» About this exercise: Every line with "circle" in it must be copied from the data.

» Provided data:
**********

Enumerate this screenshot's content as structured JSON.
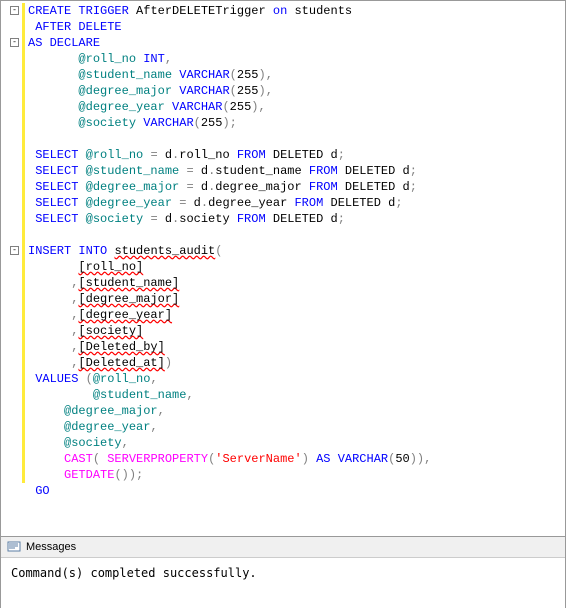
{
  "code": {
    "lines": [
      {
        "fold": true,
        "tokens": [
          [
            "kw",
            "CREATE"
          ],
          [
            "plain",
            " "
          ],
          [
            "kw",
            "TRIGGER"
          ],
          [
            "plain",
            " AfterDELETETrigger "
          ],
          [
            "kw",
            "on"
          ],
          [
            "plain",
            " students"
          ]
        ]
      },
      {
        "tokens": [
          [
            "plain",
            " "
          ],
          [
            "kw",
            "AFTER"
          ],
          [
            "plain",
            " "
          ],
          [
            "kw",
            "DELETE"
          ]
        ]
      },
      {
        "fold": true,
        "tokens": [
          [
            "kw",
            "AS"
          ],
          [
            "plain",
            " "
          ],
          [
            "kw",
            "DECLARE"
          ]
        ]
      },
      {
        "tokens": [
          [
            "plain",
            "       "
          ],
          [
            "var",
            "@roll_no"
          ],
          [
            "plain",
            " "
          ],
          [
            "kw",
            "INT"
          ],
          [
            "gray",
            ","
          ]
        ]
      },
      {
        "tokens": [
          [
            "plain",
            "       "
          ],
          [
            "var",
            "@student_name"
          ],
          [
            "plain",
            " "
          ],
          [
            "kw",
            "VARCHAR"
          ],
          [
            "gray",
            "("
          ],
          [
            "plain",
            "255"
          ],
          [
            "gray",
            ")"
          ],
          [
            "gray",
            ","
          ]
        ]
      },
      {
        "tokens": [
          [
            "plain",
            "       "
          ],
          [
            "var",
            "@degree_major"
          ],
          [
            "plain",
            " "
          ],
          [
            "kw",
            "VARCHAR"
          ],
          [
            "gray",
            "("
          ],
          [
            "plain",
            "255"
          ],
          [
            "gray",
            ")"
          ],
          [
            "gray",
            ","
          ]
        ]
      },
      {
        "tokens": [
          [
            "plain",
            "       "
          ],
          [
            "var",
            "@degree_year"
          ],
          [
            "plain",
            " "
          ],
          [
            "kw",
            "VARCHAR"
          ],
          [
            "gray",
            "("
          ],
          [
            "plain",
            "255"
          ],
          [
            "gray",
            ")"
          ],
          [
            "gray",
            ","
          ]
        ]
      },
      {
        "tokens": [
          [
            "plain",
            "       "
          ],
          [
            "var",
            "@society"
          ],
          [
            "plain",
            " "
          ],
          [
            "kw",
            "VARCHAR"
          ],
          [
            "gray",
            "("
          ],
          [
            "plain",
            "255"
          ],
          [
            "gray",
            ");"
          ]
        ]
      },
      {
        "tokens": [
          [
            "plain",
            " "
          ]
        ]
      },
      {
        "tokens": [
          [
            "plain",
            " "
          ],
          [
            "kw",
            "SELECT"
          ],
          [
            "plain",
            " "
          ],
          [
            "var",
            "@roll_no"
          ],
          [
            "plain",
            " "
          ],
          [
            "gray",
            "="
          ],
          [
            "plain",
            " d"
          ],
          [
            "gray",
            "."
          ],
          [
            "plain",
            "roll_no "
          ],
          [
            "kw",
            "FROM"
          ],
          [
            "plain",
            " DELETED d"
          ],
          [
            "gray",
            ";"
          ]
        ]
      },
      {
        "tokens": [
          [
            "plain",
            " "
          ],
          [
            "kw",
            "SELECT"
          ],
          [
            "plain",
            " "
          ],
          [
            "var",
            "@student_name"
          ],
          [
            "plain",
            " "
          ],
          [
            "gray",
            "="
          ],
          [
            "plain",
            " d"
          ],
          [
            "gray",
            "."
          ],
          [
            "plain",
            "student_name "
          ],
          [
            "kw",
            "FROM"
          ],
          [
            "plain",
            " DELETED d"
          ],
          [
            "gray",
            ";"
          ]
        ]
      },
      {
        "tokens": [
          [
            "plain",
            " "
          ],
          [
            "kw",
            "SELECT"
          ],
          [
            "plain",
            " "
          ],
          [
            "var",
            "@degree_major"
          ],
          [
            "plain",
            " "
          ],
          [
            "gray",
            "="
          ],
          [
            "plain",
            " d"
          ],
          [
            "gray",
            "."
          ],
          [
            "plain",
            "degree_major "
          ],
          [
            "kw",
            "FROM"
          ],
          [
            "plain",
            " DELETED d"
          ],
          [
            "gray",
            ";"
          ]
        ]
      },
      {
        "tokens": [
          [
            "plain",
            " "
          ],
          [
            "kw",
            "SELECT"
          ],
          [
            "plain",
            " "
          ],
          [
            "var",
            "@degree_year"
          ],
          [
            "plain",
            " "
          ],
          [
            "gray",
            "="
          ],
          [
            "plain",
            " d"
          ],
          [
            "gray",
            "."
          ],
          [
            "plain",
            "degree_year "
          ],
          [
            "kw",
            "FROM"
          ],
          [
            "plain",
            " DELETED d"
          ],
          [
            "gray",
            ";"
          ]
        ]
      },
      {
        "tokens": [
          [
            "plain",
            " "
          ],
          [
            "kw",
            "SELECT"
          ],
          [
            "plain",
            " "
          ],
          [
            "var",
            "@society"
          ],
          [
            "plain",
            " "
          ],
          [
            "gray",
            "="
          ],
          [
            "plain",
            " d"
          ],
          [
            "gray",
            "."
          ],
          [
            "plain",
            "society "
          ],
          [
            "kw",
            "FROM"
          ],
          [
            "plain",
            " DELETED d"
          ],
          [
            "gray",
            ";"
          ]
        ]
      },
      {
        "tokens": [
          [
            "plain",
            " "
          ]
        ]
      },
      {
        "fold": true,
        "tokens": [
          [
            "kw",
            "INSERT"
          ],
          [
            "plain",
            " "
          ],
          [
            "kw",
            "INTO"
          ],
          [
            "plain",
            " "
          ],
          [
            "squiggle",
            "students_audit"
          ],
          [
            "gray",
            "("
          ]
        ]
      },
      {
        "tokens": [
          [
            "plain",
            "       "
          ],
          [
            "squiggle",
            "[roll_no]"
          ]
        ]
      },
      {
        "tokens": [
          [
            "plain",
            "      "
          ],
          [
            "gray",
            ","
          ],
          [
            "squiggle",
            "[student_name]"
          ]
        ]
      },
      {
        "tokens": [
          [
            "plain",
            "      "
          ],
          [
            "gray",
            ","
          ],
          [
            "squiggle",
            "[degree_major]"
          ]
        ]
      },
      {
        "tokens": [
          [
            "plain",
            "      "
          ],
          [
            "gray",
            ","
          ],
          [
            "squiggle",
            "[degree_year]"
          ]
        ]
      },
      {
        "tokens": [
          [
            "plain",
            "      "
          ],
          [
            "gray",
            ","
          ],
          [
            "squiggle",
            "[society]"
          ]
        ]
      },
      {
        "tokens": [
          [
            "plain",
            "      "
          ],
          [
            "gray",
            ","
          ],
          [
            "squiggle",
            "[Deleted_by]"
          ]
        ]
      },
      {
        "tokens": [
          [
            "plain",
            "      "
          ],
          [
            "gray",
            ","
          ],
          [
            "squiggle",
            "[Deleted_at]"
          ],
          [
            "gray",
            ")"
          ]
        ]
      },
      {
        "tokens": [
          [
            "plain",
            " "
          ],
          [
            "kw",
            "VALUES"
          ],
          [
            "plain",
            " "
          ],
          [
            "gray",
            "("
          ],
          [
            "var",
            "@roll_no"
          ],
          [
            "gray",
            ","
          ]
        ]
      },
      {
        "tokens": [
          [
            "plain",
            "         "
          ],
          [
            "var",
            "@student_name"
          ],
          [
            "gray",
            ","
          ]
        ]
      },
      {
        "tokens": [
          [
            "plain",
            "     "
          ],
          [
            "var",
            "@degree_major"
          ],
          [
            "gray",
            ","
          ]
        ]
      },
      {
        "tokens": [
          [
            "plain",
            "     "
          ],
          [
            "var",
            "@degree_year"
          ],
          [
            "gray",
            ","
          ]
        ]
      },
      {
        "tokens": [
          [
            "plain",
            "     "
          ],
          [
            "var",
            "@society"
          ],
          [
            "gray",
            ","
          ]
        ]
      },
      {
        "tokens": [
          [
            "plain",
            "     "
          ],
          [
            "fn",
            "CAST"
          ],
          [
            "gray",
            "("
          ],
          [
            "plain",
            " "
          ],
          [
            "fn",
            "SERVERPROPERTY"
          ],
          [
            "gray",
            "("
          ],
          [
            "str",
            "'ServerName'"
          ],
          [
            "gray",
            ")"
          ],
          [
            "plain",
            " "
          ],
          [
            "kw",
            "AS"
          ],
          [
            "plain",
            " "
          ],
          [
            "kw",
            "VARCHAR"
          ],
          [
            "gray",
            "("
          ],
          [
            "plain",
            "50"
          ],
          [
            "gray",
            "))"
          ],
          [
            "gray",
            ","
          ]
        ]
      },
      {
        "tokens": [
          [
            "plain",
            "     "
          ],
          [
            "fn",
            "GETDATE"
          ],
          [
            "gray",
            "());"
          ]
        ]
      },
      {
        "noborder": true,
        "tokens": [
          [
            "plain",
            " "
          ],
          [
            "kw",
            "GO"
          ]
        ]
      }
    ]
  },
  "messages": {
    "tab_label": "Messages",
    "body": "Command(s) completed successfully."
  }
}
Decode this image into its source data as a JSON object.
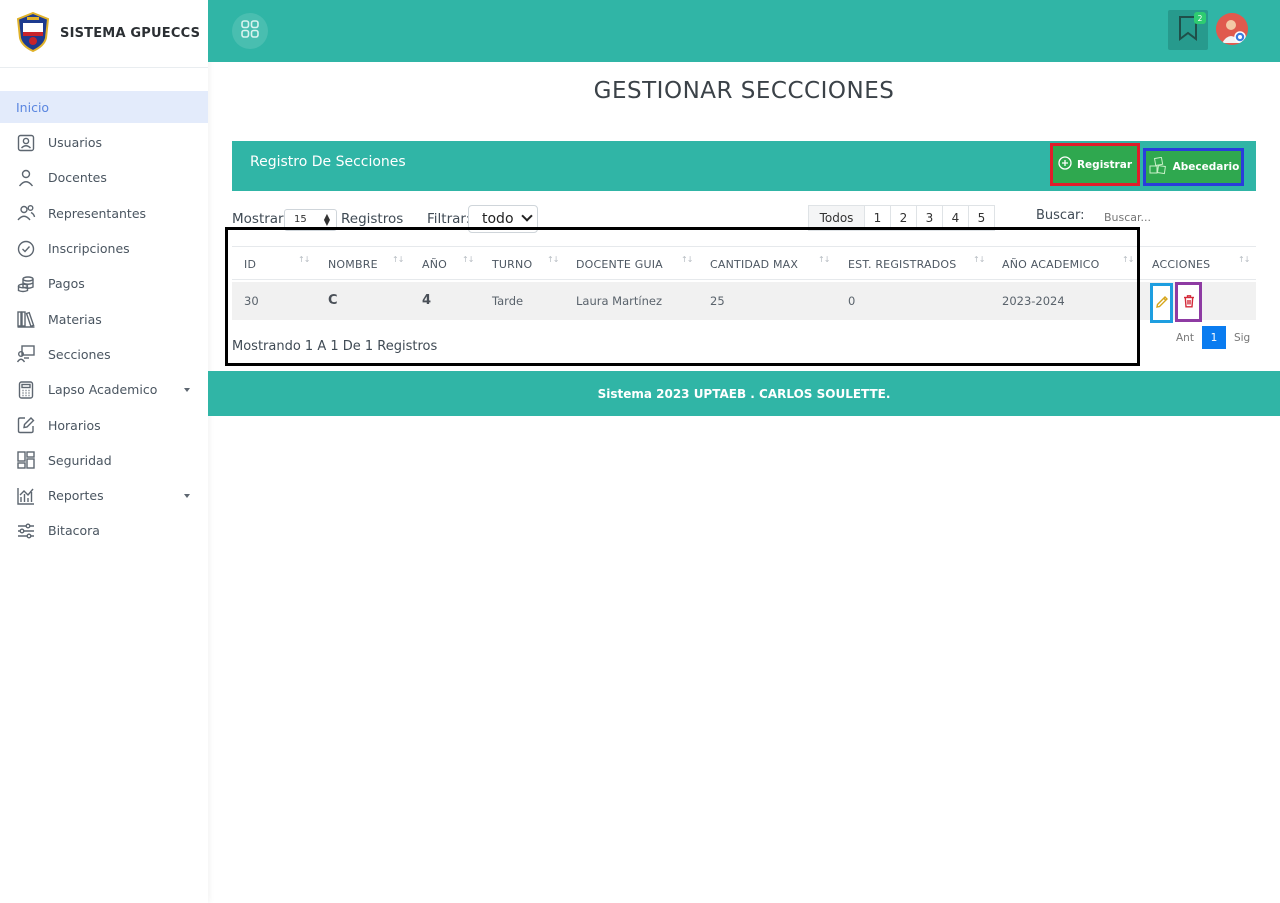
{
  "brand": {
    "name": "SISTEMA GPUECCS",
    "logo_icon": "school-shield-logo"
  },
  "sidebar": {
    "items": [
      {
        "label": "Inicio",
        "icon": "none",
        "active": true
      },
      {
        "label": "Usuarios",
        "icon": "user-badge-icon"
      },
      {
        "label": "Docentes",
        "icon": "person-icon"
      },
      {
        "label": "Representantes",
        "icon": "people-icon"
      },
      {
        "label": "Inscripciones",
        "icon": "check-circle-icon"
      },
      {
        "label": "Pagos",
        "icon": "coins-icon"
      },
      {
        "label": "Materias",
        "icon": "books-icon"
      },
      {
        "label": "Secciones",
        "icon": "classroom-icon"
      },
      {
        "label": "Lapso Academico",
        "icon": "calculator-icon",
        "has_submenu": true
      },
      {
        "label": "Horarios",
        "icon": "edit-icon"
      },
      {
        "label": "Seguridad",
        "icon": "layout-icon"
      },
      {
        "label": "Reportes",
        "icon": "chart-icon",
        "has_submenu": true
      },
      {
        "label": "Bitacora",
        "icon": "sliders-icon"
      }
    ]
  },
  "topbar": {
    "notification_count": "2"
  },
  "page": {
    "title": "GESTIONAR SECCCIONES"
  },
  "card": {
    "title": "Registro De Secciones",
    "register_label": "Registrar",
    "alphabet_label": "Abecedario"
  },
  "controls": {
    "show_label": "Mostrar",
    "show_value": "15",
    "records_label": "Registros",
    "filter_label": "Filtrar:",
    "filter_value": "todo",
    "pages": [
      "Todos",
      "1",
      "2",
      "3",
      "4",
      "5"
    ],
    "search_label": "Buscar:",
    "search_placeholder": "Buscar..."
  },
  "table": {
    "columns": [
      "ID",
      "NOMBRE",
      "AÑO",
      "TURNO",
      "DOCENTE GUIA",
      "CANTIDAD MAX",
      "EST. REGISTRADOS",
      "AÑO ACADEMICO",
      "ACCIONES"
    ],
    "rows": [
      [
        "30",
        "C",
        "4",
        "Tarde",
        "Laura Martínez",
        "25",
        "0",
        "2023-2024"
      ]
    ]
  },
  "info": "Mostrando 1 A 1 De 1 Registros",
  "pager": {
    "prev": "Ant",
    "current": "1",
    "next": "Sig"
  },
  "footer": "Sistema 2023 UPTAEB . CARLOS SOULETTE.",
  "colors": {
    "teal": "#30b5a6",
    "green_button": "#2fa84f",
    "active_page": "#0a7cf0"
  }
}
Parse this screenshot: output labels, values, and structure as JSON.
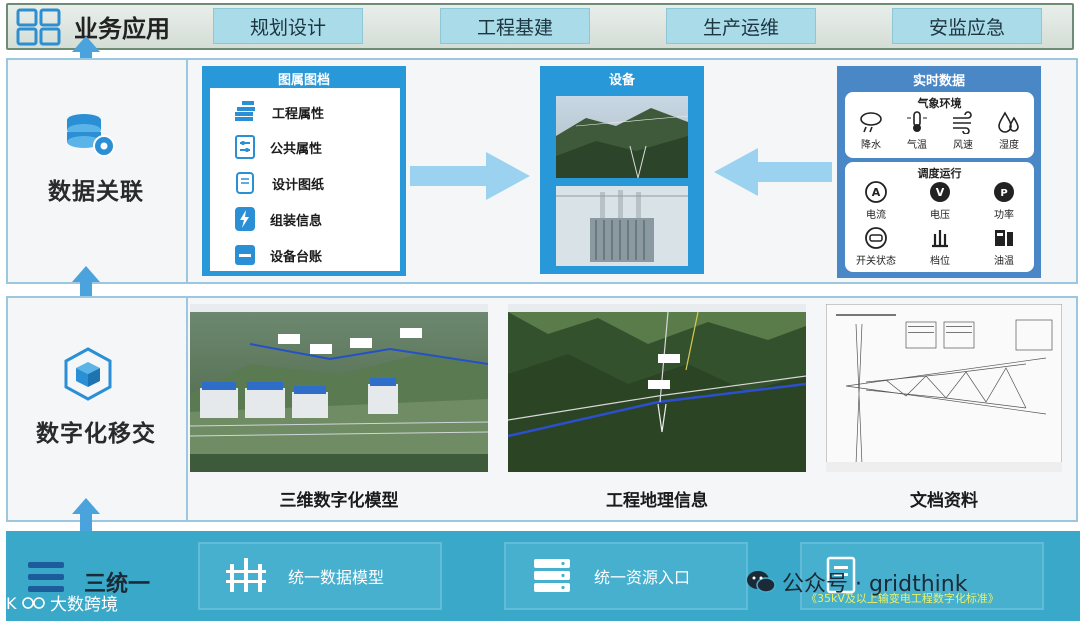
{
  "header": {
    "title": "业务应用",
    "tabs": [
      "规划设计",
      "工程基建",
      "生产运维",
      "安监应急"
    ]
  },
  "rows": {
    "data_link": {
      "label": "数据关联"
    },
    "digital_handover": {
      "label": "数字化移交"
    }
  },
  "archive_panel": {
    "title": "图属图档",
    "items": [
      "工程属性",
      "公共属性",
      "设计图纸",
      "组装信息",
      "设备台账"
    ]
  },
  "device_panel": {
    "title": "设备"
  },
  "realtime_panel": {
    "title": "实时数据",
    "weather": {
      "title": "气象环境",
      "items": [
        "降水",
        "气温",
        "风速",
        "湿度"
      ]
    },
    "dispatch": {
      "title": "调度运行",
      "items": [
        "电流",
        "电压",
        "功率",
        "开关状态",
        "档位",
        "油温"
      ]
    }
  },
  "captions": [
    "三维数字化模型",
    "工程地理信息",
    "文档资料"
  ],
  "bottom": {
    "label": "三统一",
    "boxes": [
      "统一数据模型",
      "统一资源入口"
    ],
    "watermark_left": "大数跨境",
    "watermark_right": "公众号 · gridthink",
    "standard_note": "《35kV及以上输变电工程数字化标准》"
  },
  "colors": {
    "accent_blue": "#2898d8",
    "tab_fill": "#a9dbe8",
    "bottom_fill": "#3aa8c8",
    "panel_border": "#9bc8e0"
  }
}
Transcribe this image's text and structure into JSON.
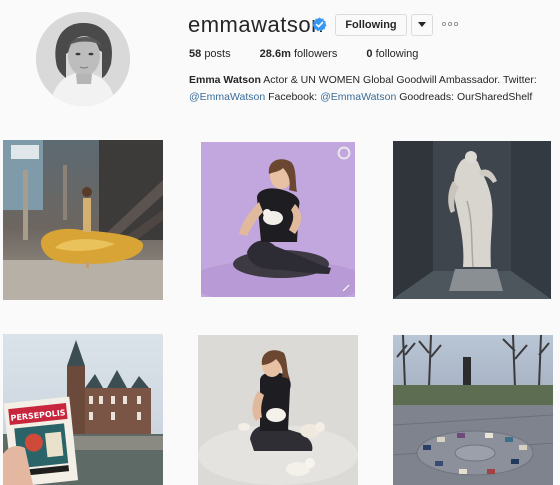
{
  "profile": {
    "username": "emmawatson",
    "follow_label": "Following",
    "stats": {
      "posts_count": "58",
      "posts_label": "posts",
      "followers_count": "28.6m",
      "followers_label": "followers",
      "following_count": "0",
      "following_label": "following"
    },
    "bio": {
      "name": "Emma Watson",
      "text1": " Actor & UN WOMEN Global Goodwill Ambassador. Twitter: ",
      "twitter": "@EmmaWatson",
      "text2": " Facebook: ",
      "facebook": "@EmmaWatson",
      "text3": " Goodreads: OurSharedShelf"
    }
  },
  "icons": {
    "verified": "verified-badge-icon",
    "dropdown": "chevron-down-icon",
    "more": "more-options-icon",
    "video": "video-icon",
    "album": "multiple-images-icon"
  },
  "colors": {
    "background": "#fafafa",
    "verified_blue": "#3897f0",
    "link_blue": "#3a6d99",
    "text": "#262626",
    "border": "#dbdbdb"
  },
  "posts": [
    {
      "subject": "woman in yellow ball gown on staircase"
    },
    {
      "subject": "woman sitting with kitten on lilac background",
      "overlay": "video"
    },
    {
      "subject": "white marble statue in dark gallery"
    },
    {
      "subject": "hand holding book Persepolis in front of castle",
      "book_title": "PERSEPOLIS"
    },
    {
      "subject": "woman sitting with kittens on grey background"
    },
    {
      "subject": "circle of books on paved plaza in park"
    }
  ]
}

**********

» Output for this task:
        "icon": "check-circle-icon"
      "subject": "circle of books on paved plaza in park"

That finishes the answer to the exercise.